**TASK INSTRUCTIONS:** Wherever the string "JSON" turns up in the data, copy the whole line.

Interface dataset entries
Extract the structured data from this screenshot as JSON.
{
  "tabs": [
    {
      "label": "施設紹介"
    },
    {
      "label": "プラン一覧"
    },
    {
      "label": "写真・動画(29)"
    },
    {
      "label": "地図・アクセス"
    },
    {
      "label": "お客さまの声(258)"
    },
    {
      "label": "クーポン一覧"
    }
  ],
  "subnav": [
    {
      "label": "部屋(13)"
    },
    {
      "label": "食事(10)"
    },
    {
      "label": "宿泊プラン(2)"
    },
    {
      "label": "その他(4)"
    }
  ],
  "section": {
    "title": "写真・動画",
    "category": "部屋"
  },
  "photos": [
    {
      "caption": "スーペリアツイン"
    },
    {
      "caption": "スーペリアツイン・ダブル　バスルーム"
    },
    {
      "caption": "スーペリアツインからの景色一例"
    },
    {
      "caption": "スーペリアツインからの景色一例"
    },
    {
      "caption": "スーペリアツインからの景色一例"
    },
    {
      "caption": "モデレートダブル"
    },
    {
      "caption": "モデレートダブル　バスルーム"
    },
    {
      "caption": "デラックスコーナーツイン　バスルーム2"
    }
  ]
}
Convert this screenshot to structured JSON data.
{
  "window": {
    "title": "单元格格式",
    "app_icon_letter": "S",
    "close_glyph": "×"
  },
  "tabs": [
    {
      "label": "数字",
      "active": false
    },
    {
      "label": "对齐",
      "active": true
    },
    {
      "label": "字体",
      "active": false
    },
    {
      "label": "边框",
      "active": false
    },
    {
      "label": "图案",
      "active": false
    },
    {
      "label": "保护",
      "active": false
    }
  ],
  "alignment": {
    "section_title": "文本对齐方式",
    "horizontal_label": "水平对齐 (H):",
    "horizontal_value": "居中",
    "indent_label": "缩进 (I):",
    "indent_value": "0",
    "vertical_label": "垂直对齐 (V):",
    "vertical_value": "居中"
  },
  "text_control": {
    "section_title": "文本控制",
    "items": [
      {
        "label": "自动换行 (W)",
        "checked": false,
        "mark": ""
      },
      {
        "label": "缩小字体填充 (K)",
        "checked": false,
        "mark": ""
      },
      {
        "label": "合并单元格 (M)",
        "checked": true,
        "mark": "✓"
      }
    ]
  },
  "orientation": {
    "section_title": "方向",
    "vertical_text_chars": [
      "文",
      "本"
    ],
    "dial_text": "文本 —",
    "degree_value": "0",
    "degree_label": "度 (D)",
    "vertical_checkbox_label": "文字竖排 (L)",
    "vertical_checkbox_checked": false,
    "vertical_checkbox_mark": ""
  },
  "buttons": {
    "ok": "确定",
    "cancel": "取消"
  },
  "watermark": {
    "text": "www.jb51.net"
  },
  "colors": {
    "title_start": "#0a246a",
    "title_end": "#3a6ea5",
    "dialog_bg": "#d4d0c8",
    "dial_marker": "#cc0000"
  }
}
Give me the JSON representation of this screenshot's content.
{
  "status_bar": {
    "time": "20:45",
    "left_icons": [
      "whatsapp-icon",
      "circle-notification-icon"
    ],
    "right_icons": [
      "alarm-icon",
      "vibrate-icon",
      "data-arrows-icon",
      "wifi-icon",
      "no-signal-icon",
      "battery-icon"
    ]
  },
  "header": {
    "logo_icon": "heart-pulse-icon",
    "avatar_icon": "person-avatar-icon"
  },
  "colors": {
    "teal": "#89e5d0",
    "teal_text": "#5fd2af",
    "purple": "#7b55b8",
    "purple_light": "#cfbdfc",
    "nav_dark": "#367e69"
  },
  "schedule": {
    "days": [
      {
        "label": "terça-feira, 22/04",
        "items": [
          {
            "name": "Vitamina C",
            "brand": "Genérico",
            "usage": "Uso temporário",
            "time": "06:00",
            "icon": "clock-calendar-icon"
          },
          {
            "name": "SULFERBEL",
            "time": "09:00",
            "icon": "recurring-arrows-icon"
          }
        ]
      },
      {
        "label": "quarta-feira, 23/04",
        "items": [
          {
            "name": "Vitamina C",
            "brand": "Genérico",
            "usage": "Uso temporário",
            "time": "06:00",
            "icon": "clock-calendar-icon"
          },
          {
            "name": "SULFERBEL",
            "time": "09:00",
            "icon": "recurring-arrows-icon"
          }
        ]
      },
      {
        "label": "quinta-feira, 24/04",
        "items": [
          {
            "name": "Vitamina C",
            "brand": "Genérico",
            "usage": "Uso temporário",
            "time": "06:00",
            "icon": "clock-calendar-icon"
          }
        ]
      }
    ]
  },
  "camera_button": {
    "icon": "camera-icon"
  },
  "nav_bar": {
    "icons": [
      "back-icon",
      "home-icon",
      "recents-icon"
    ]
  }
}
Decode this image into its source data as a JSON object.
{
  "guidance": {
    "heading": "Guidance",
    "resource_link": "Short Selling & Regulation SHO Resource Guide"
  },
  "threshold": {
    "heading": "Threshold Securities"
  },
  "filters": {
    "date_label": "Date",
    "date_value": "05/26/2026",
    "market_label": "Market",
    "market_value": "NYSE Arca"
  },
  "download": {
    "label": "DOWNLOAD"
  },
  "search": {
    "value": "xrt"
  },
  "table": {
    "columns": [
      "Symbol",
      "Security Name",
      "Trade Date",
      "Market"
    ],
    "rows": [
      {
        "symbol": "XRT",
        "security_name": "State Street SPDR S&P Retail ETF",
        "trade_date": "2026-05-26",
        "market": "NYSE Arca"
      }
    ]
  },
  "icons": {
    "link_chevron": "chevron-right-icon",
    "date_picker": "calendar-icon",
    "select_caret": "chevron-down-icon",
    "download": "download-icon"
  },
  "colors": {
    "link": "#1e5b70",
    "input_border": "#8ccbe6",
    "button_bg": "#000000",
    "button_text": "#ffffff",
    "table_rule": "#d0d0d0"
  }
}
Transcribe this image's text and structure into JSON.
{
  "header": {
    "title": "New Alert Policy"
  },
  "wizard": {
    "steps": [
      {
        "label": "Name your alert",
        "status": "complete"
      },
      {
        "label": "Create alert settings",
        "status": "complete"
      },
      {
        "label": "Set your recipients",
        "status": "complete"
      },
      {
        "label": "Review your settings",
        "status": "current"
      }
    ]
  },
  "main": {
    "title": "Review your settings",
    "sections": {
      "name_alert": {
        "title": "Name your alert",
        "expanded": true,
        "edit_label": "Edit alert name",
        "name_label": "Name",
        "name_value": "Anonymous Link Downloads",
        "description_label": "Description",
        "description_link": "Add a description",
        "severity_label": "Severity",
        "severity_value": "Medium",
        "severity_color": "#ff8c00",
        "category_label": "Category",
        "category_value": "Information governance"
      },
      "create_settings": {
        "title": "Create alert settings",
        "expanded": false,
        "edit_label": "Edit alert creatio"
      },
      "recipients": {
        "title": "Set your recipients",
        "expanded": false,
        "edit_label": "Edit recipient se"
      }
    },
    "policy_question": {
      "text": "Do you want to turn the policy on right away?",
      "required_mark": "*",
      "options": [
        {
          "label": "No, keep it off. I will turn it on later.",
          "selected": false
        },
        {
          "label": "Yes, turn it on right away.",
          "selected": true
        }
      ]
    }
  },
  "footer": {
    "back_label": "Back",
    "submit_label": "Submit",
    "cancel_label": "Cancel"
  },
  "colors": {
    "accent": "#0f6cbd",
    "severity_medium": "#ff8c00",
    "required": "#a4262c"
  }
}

**WRITTEN ANSWER:**
Extract the structured data from this screenshot as JSON.
Convert this screenshot to structured JSON data.
Give me the JSON representation of this screenshot's content.
Decode this image into its source data as a JSON object.
Transcribe this image's text and structure into JSON.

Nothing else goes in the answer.